Yellowstone National Park in the winter is a different world from summer trips, where throngs of people crowd around Old Faithful and traffic comes to a standstill at the first sight of an elk. Our inaugural snowshoe tour to Yellowstone National Park in January was a hit! We experienced true winter with fresh snow falling every day and plenty of opportunity to create new trails in the deep snow. Yellowstone roads are not plowed in the winter, so entrance into the Old Faithful area is only accessible by snowcoach, from either Flagg Ranch in the south, or Mammoth Hot Springs in the north. Lucky for us the concessionaires have upgraded from the old snowcat bombadeers that lurched and crawled across the snow in a metal box. Our ride was in a luxurious, heated vehicle with massive tires sporting only about 4 PSI to gently float us over the snow. We arrived at the Snow Lodge at Old Faithful just in time to see the geyser blow its top, and watch the steam turn to ice crystals in the frigid air.
We had three full days inside the park, and took advantage of it all. Our first day included a shuttle to the Biscuit Basin area, full of steaming holes, bubbling mud pots, and colorful ponds. After crossing the area on a boardwalk, we ventured west into the forest and up a valley. Our destination was Mystic Falls – an icy fountain cascading down the frozen rock – the perfect place for a snack. Back from the Basin, our return route was on the Artemisia Trail, past a string of geysers and hot pools. The last stretch was through the Upper Geyser Basin, giving us a perfect vantage point over the small herd of bison burrowing into the snow looking for edibles.

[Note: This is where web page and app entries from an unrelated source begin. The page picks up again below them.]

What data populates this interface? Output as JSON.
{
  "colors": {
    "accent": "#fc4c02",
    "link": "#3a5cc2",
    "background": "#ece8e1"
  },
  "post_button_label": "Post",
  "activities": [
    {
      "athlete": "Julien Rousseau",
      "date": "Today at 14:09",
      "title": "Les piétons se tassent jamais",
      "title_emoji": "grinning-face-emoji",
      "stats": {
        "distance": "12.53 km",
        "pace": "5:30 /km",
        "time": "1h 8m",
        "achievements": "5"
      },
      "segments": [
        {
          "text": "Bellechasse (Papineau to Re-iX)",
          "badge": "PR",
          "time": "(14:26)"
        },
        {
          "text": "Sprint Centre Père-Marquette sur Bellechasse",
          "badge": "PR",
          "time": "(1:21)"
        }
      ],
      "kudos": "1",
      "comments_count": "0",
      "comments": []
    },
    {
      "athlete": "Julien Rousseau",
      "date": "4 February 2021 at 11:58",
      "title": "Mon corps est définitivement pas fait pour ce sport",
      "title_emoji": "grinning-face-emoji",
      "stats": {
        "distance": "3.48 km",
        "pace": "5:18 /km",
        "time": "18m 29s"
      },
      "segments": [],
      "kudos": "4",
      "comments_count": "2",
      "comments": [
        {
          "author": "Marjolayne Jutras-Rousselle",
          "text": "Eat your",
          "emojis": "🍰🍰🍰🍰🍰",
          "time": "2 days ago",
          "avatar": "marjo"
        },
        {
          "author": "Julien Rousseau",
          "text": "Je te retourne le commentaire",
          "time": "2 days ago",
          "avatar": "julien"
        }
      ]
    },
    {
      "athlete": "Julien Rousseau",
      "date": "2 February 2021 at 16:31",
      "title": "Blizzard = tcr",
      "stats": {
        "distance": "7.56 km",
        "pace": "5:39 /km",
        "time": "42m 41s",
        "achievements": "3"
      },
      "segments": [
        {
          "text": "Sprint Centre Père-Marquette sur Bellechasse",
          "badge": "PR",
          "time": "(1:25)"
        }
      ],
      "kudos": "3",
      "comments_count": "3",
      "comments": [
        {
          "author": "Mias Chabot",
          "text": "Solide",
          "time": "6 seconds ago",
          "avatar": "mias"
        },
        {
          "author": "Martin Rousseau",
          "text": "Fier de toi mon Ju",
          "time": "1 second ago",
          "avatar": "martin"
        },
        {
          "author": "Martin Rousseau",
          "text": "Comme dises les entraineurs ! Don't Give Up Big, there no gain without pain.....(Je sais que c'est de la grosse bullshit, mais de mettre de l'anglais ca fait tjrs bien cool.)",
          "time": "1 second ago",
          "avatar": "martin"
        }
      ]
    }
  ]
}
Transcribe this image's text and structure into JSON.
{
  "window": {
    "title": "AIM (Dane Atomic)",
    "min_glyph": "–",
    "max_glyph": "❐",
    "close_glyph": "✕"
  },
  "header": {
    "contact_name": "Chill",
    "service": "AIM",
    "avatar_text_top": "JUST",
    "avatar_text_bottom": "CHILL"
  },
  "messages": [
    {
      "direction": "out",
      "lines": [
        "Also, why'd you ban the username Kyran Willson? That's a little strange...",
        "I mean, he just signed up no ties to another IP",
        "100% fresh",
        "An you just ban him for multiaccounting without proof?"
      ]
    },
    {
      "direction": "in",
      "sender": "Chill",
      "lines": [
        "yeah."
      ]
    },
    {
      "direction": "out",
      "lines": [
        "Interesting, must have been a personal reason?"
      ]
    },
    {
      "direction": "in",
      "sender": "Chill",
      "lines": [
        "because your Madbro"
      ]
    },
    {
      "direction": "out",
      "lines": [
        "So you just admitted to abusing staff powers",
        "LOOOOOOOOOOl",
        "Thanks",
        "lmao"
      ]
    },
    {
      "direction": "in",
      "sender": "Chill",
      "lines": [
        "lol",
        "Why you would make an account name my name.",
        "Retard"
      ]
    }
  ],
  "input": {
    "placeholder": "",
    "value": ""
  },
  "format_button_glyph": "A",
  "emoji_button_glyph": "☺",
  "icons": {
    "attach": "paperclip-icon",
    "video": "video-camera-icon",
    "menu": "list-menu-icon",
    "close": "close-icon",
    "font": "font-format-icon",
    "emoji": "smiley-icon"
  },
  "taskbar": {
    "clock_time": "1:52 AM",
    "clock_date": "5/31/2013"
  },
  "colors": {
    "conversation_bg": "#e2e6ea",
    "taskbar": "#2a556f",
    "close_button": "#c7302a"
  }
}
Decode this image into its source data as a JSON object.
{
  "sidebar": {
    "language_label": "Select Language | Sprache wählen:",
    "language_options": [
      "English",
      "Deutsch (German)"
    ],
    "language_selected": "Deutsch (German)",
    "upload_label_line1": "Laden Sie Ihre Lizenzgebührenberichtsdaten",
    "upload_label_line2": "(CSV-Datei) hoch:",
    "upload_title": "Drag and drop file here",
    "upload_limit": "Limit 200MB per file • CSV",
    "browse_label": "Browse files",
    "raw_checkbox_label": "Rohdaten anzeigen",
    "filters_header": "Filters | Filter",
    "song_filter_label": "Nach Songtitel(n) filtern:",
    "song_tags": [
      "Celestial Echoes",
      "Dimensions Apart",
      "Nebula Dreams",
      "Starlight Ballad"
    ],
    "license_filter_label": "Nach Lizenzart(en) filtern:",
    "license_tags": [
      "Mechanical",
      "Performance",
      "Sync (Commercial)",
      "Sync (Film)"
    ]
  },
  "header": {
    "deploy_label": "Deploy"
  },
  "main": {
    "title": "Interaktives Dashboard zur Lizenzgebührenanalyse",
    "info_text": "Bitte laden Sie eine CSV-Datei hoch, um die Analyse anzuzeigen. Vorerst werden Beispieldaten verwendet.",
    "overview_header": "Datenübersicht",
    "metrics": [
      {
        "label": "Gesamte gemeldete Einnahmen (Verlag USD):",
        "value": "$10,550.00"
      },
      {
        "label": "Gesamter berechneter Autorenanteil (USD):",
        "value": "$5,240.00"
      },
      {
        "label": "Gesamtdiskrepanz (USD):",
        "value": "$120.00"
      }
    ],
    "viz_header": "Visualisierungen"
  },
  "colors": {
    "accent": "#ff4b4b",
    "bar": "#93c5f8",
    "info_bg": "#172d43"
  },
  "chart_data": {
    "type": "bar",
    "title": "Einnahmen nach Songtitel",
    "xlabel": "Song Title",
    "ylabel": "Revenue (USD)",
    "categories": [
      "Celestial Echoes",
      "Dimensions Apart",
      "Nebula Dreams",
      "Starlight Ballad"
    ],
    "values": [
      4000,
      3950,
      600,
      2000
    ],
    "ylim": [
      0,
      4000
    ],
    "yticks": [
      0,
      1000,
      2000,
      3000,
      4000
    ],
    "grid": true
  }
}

Each evening we had time to relax in our private cabins before meeting again at the Snow Lodge for an elegant meal in the Obsidian Dining Room. Considering the limited access to the outside world, we were impressed by the fresh and varied meals the chefs prepared. A cozy fire and live music in the lobby distracted us from our warm and comfy beds.
The next day we awoke to a foot of fresh snow, and ended up being the first ones to venture out to Lone Star Geyser. Those up for the challenge got to experience trail breaking in the fluffy white stuff, while others at the back of the line were treated with a packed trail, giving them time to enjoy the scene of animal tracks weaving around snow covered pine trees next to a meandering, heated river. The steaming geyser teased us with spurts, but the crisp air forced us to turn back before an eruption (spaced about every 3 hours) occurred.
On our fourth day, our guides took us to a little known loop trail behind the employees’ lodge. The employees use the loop for a quick ski when they can get the time off. We took a more leisurely tour, breaking a trail for snowshoes, and feeling like we were the only ones in the park!
We turned a hiccup on the last day into our advantage with a change of plans. Too much snow created some avalanche danger on the exit road, and the park closed the route. So instead of a return to Jackson, we took a different shuttle north out to Mammoth Hot Springs for a departure from Bozeman, Montana. It was our first bluebell day, and not only was the scenery spectacular, but we got to film a large herd of bison playing follow the leader across the Firehole River valley. What a perfect conclusion to our unique Yellowstone experience.